ACTIVITY: Each line of the entries below that holds "FlyBird" is needed, copied in full.

[Website and app data records]
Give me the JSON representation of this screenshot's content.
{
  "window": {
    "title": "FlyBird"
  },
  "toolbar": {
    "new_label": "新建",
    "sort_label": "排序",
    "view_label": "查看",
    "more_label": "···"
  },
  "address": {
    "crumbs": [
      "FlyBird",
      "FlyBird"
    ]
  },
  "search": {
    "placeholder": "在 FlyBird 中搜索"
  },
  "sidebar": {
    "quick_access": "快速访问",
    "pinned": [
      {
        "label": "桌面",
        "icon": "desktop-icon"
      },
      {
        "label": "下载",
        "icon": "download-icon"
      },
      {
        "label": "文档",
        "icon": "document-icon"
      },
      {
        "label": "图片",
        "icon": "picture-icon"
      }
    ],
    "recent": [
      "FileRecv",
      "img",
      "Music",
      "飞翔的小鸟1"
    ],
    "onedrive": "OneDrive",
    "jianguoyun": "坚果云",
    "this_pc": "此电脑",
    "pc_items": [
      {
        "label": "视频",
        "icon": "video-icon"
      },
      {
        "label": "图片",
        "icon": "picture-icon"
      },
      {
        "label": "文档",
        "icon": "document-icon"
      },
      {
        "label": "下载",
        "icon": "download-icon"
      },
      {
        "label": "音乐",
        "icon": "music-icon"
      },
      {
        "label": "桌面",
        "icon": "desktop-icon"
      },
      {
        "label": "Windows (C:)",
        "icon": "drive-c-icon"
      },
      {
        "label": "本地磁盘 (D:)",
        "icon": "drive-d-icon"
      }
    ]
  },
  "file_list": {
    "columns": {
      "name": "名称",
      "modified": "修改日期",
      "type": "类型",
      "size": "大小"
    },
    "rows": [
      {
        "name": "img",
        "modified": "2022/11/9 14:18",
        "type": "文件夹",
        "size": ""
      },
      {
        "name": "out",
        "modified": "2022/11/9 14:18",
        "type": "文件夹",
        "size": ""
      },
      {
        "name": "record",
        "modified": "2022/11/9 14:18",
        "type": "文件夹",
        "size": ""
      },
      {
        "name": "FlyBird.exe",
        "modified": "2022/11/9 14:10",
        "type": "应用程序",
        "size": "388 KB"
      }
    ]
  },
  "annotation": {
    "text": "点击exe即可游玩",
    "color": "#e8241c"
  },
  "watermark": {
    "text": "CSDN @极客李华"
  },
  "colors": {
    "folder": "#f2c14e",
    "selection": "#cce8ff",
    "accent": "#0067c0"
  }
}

RESPONSE BELOW:
    "title": "FlyBird"
      "FlyBird",
      "FlyBird"
    "placeholder": "在 FlyBird 中搜索"
        "name": "FlyBird.exe",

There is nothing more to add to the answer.